It was in June of 1999 but even way before this, I knew my dad was in trouble. He had been diagnosed with colon cancer before but it came back and when it did, it came back with a vengeance. I didn’t know the severity of it all but I knew it wasn’t good. My dad didn’t look the same. There was a fear in his eyes this time around and it scared the shit out of me. What my mother shared was very vague even though I traveled back and forth to the hospital with her for his appointments and various treatments. I am not sure if I didn’t want to know or if she was keeping the prognosis from me. Now I ask myself, if I were sick, should my children know? Would I keep it from them? All I know now is how I felt not knowing the severity of my dad’s diagnosis.
Before I even get into this, know that I am NOT placing blame on anyone. What I do know is that, at the time, I would have loved to know a bit more. I think at times we as parents want to place a shadow in front of the eyes of our children and not share the truth in its entirety. In many cases it’s not fair to them and not being so trustworthy. I kind of had the sense that my dad’s time was limited because he wasn’t coming home from the hospital. He was asking for a lot of his favorite foods and a few days before he passed he was asking to go home but the doctor stated in front of me, “It’s best if he stays here. We have what he needs.” I guess my dad knew it was his time because he wanted to be in the comfort of his own home but it just didn’t end like that for him.
It had to be about a day or two before he passed that we were called into the room by his doctor and a witness was needed to sign the DO NOT resuscitate order. I had to be a witness to this? “What do you mean? Why do I need to sign this?” The doctor went on to say to my mother, “You didn’t share how severe this was with her?” I remember being so angry with her and she just saying, “I didn’t know how to” (or something like that).
I remember feeling resentment toward her for not sharing how sick he was and that his kidneys were failing…and that he could leave us at any moment. How could she keep something so fragile from me? I was there every day and I saw him deteriorating but goodness it just seemed too quick, too soon. I wasn’t ready but would I ever be? From the moment I signed the DNR on, not that it should have taken that to do so, I wanted my dad to really know how much I loved him. The precious nights before he left, I kissed and hugged him and made sure to tell him that I loved him. I hadn’t done that in a while – stubborn twenties, thinking that tomorrow was promised to us all. In that short time we made amends from whatever little father-daughter quarrels we had and any uncomfortableness we felt disappeared through our love for one another in those moments.
Now, as a parent of two boys, I can see why my mother would have wanted to shelter us from all of it. She wanted to protect us from all the hurt of losing a father but I wish I could have had more “I love you’s” and more time for me to just reminisce about the silly things with him. I wish we could have maybe even talked about what would happen after he left which could have kept our family closer. With his parting there was an instant separation between all of us who were left here without him.
If I had to tell my children that my time was limited I sure as hell would. I would want them to ask me any questions they had and spend the last moments reliving the beautiful ones we had together.
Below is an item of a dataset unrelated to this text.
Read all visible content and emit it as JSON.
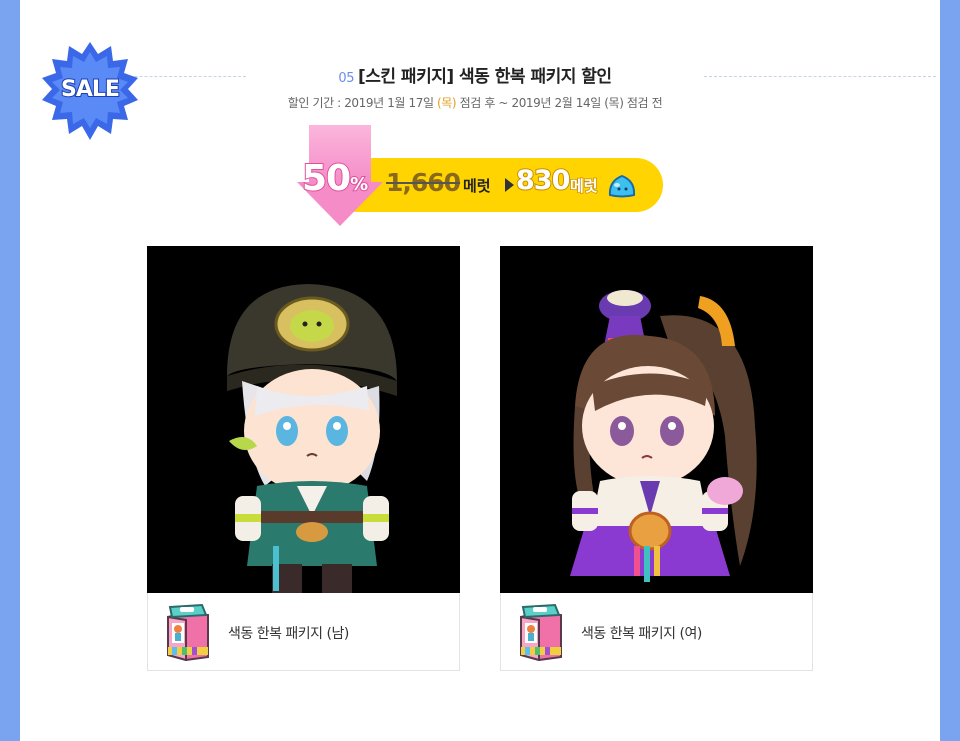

The day my dad released and let go of his pain I remember sitting with him for hours. My beeper went off a million times (my boyfriend, now husband, was checking on me constantly) but I would not get up. I held his hand and prayed silently for a miracle as I saw the drips of morphine. I spoke to him and apologized and asked if I was ever a stubborn daughter to please forgive me because I really didn’t mean to be. His sister drove all the way from Pennsylvania and she still comments on how she saw me sitting by his side for hours. I had no guilt as a daughter but felt I had the responsibility to be right by his side for him to transition onto the other side. I knew that it was okay, he had other duties.
In my heart I believe my dad knew that he was loved and appreciated. That night I had to let go of his hand because we weren’t all allowed in the room. His condition became worse. We all stood in the hospital waiting room camping out. Before midnight my dad crossed over and we all witnessed his last breath. It was the most peaceful image that still remains with me 16 years later. If the doctor wouldn’t have shared the severity of his illness, I may have gone home that night…I don’t know. I am so grateful that I was able to be with him until the very end. For these reasons alone, I would share my prognosis with my children if I ever had to because I am quite sure my dad would have wanted it that way! He was a man who believed in honesty and integrity and I’m proud to say he passed those traits on to me and I can only hope to bring out those same traits in my own children in his honor.